» **TASK GOAL**:
When a line in the entries contains the word "this", copy that line in full.

» **INFORMATION PROVIDED**:
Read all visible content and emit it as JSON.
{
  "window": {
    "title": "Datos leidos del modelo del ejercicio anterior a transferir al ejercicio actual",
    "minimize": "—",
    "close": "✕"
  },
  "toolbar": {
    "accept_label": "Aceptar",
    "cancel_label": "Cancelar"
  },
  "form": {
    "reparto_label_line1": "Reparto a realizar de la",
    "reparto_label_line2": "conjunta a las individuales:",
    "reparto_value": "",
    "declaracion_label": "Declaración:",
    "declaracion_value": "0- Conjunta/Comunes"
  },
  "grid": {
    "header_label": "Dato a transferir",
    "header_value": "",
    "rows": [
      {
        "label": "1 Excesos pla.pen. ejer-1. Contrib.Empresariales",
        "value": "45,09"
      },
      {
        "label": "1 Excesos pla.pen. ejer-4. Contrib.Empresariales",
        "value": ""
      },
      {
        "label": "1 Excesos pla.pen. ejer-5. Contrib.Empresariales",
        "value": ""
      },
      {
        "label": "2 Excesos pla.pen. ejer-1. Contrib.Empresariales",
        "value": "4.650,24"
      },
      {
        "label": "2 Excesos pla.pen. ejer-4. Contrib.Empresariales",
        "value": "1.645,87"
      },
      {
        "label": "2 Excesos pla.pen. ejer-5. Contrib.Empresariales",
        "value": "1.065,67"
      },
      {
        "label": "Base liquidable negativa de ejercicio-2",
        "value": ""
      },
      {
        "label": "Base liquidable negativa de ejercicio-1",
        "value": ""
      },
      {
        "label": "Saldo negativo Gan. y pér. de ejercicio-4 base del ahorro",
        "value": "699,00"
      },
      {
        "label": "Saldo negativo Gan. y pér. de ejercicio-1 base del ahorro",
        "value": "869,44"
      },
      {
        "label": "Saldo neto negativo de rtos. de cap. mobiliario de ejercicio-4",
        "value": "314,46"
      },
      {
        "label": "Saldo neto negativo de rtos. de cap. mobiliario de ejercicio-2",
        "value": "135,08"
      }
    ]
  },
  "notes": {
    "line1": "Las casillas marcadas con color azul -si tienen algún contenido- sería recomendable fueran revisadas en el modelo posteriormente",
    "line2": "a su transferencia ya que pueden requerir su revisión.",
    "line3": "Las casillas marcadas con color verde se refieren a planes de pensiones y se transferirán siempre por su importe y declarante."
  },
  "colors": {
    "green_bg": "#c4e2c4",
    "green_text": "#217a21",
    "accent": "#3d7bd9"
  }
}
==
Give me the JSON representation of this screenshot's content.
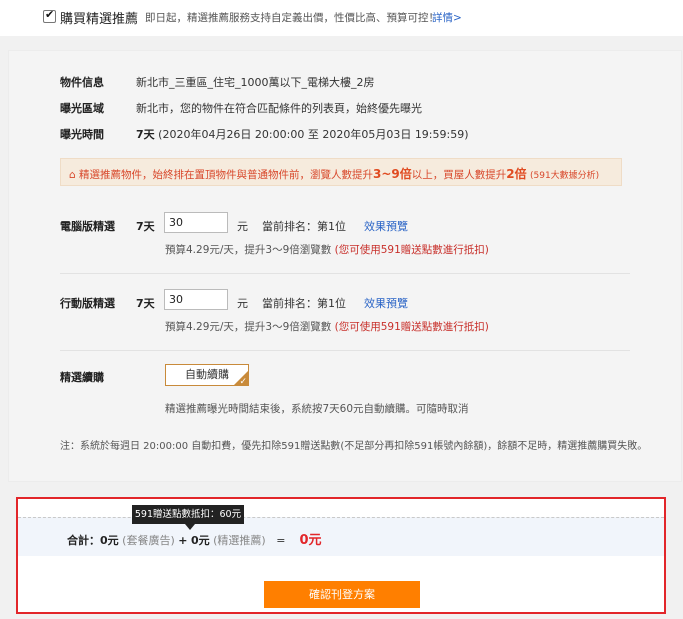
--
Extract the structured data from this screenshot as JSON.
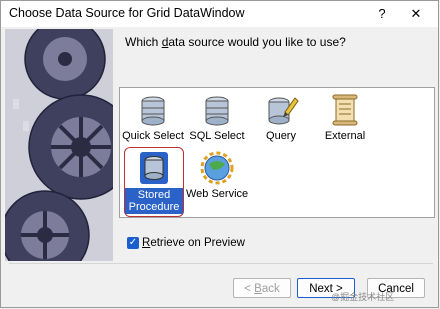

» **RESPONSE TO THE TASK**:
Give me the JSON representation of this screenshot's content.
Extract the structured data from this screenshot as JSON.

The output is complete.